Dallas Buyers ClubMatthew McConaughey lost 40 pounds to play the part of Ron Woodroof, a straight, anti-gay cowboy who unwittingly became a hero to the gay community when he contracted AIDS in the mid-'80s and sold his own prescription drug therapies to his fellow suffersdrugs that were smuggled in from Mexico and unapproved by the FDA. Jennifer Garner and Jared Leto co-star. Nov. 8
Thor: The Dark WorldThis sequel to the popular Marvel Comics blockbuster again stars hunkalicious Chris Hemsworth as the super-strong superhero based on the Norse legend and is an early start to the forthcoming holiday movie season. Natalie Portman, Anthony Hopkins, Tom Hiddleston and Idris Elba co-star. Nov. 8
Gold Coast native Jill Soloway won a directing award when her debut feature, Afternoon Delight, premiered last January at Sundance. Now the filman offbeat dramedy with a career-altering performance by Kathryn Hahnis playing here in Soloway's hometown (at the Landmark Century). The movie is a sharply observed portrait of a marriage in crisis that not only benefits from Hahn's leading performance (and those of her fellow actors) but from Soloway's telling dialogue.

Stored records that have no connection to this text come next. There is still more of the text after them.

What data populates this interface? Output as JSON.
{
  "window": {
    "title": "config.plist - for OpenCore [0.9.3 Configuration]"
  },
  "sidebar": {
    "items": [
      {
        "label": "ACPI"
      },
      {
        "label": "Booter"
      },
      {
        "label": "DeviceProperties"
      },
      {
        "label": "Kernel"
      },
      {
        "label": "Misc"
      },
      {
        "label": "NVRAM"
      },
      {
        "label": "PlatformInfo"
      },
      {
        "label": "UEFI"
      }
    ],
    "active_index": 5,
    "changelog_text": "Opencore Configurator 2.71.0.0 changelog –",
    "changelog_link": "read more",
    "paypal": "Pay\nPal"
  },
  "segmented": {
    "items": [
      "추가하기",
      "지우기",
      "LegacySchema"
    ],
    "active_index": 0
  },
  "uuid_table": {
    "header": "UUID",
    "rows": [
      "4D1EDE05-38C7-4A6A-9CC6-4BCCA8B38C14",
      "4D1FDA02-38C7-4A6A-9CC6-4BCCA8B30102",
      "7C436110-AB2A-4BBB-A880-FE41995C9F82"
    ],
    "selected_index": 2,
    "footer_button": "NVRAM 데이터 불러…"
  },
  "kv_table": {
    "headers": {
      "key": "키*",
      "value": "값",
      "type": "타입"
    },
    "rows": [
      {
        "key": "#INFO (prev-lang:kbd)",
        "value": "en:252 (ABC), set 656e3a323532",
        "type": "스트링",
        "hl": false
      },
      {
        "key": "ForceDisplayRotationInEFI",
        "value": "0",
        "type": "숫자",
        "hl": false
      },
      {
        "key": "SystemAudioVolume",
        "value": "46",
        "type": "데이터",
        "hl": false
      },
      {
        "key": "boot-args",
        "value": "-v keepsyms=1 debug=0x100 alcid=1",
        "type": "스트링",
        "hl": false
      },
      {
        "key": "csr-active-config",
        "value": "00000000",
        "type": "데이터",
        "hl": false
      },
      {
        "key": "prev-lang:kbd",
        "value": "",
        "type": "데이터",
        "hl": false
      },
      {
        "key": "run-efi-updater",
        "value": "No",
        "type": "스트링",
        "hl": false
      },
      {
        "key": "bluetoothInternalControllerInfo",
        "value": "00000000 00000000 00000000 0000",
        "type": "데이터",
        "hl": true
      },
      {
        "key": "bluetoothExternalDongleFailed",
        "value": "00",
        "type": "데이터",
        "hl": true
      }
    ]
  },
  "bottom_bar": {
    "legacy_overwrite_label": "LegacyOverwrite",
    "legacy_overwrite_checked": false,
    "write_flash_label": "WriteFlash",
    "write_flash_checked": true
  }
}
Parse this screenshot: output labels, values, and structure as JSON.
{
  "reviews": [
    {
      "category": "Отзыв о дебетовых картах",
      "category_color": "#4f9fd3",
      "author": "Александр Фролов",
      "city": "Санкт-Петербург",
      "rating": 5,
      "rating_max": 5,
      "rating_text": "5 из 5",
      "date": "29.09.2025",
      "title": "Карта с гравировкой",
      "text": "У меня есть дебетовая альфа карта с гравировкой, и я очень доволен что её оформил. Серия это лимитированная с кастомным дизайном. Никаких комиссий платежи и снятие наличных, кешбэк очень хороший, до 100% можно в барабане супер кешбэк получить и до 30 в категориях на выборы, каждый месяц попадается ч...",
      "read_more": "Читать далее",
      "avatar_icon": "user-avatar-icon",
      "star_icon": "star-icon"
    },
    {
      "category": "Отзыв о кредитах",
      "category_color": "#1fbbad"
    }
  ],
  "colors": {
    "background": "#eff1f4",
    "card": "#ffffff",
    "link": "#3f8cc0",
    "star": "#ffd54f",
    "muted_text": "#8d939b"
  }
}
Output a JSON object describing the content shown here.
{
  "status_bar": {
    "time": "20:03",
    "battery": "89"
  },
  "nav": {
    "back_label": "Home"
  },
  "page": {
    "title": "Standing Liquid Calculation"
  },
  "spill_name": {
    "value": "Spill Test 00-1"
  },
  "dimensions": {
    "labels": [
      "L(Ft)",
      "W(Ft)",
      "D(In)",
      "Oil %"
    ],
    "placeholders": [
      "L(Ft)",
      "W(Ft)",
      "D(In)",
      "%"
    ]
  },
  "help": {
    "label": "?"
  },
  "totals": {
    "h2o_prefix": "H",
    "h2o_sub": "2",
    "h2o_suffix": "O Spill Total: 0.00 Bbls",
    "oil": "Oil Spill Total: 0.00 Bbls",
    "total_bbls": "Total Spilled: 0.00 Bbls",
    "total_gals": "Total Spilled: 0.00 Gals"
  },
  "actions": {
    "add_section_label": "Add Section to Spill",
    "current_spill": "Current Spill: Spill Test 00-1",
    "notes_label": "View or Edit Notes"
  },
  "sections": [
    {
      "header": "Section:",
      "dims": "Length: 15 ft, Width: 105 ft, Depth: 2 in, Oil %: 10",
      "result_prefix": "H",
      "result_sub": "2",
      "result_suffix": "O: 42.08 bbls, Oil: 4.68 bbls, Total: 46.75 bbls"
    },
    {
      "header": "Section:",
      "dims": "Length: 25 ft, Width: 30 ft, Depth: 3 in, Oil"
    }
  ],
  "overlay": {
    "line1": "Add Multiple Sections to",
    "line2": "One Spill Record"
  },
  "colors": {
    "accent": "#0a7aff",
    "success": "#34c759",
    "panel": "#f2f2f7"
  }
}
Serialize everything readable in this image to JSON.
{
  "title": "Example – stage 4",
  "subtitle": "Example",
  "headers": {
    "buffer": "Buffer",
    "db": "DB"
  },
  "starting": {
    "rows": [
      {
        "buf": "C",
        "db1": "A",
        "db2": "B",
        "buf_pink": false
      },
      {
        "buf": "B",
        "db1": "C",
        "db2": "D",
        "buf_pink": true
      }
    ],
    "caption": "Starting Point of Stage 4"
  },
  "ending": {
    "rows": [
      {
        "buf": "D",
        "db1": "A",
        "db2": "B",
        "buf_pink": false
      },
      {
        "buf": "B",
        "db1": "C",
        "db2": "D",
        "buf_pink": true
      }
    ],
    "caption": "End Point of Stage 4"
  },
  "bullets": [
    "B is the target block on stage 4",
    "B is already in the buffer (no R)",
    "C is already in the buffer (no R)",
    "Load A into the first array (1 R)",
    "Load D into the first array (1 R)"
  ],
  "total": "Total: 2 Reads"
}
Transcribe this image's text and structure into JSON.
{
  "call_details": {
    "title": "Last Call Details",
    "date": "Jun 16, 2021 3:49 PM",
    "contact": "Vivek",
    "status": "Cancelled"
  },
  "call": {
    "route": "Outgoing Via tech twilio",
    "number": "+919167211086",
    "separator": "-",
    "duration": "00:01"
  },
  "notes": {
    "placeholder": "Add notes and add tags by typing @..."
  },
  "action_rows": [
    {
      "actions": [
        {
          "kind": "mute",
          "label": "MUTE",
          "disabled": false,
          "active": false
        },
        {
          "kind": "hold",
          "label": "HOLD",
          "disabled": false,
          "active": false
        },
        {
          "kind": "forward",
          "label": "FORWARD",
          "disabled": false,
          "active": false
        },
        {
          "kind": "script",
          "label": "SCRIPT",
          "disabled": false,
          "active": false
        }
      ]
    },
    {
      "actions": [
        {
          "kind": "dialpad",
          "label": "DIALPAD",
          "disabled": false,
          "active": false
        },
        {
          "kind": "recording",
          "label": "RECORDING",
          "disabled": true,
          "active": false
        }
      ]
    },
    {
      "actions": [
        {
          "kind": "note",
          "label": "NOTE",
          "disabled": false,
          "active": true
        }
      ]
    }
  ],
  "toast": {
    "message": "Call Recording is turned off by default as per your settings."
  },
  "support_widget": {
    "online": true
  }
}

Hahn plays Rachelan upper-class Jewish suburban housewife who is bored out of her skull and, more than anything, wants her husband Jeff (Josh Radnor), a sensitive but distracted computer software designer, to give her the works in bed. When her best girlfriend suggests the couples try visiting a sex club she gets a lap dance from McKenna (Juno Temple), a tiny blond who she later bumps into, takes pity on and insists should move into the bedroom of her now-departed nanny.
Rachel decides to "save" McKenna from what she perceives is a life of depravity and, over Jeff's objections, dubs her the new nanny for their couple's young son. McKenna, at first, seems to tantalize Rachel with her sexual openness. (In one scene, she even seems about to succumb to a desire for McKenna.) Soon, however, Rachel's assumptions about her new live-in guest are upended and, before long, the idea of whose life really needs saving comes into question.
Hahn is fearless in her portrayal of a woman who has eschewed vanity and thwarted her own desires (sexual and otherwise) in service to her husband, child and their lifestyle with its rigid rules and rituals. As Rachel spirals out of control, flailing about (sometimes hilariously, other times exhibiting cringe worthy behavior), she comes closer to finding what she left behind in service to this suburban dream that, as Soloway so aptly points out, has plenty of dark and dreary elements and exacts a price as well.
Although Afternoon Delight has its logical gaps, these lapses are outweighed by Soloway's ability to find fresh nuance in the all-too-familiar "Diary of a Mad Housewife" theme and the lively performances. Jane Lynch is funny playing Rachel's lesbian psychiatrist, a shrink who'd rather talk about her own relationship with her girlfriend. The movie's playing in Chicago at the Landmark Century Centre Cinemas, 2828 N. Clark St. www.landmarktheatres.com